1. Prune away dead and damaged branches. Where tree or shrub branches have been damaged by cold, snow, and wind, prune back to live stems.
2. Cut back and divide perennials as needed. Prune flowering perennials to a height of 4–5 inches and ornamental grasses to 2–3 inches to allow new growth to shoot up.
3. Clean Up Around Plants. Rake out fallen leaves and dead foliage (which can smother plants and foster disease), pull up spent annuals, and toss in a wheelbarrow with other organic yard waste.
4. Compost Yard Waste. Dump collected leaves, cuttings, spent foliage, and last season’s mulch into your compost pile, or make a simple corral by joining sections of wire fence (available at home centers) into a 3-by-3-by-3-foot cube.
5. Prep Damaged Lawn Areas for Spring Seeding. In colder climates grass starts growing in April, but early spring is a good time to test the soil’s pH so that you can assemble the right amendments.
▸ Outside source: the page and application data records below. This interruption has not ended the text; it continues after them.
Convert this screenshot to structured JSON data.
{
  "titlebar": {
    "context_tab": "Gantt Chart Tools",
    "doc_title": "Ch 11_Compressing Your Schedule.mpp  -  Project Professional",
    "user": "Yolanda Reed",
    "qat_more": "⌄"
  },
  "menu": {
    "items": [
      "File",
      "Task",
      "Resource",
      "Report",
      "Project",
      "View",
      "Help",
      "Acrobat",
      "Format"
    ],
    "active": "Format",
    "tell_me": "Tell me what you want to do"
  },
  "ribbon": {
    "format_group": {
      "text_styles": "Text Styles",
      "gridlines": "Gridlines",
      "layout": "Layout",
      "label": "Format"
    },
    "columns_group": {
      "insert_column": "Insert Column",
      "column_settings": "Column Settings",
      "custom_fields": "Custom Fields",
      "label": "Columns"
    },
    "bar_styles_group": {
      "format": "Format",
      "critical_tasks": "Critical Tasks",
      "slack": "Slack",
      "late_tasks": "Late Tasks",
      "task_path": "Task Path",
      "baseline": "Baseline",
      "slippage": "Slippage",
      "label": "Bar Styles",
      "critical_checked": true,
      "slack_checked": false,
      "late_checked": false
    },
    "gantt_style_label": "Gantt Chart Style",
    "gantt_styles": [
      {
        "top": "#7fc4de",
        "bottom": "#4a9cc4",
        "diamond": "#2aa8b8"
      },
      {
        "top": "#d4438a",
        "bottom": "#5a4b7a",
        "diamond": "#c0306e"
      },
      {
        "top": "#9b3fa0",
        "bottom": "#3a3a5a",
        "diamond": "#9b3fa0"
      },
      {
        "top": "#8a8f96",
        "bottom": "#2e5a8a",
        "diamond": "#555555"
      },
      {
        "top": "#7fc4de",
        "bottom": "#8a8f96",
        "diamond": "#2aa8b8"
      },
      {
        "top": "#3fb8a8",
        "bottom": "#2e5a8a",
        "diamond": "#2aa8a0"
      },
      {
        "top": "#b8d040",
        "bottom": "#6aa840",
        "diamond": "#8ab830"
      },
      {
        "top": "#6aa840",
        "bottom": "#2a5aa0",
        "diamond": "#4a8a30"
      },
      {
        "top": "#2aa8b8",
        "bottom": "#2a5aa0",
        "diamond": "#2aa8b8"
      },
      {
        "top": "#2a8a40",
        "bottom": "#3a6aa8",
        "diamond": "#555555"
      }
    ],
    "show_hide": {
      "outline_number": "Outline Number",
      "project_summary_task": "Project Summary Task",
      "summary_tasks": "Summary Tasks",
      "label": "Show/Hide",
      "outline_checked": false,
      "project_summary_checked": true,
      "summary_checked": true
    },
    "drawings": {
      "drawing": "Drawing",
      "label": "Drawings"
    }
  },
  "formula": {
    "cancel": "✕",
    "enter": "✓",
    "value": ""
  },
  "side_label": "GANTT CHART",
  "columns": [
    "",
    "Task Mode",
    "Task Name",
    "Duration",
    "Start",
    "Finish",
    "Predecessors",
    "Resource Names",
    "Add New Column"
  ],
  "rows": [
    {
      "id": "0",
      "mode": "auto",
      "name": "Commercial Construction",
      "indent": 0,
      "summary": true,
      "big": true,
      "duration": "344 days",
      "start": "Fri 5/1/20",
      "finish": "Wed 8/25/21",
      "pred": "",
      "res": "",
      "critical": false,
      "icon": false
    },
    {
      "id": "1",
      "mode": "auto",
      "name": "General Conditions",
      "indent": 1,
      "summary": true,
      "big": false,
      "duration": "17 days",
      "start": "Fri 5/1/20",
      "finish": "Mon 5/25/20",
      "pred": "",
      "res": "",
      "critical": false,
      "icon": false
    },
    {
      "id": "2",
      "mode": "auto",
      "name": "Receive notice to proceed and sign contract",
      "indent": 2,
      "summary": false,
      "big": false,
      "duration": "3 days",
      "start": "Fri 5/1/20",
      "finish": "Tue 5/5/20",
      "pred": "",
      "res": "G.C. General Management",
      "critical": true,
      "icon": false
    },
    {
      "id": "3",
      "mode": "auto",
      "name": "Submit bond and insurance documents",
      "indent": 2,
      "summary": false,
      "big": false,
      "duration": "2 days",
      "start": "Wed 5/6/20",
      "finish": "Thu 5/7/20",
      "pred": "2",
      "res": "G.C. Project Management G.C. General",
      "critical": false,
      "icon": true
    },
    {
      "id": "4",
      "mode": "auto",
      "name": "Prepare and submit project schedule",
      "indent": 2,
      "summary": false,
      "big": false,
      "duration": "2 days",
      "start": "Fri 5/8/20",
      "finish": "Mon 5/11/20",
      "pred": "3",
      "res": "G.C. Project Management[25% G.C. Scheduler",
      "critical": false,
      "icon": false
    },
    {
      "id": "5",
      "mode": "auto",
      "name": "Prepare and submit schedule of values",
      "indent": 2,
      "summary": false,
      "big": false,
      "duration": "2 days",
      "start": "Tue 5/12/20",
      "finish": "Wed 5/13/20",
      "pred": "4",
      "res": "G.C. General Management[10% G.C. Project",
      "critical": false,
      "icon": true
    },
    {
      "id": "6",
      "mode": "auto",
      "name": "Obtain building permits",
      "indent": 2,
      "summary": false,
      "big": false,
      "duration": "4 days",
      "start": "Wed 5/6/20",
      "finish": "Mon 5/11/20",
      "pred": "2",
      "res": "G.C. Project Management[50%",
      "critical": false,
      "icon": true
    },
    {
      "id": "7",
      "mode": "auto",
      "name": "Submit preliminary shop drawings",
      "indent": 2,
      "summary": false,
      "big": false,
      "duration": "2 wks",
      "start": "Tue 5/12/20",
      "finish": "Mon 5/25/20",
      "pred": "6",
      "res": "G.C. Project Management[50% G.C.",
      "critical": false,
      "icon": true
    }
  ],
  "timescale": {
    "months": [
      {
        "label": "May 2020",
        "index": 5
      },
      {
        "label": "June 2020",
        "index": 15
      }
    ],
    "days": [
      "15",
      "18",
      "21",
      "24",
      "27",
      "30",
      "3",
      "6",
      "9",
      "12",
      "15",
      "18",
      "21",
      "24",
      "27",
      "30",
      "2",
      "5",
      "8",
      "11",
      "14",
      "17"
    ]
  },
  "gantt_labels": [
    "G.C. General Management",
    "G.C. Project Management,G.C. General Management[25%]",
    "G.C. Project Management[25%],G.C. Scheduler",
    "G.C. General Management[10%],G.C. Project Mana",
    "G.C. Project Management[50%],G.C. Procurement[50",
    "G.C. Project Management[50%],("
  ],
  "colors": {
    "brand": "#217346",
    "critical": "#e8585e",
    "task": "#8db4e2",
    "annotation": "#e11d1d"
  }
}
Remove turf damaged by salt, plows, or disease to prepare for the seeding that should follow in a few weeks.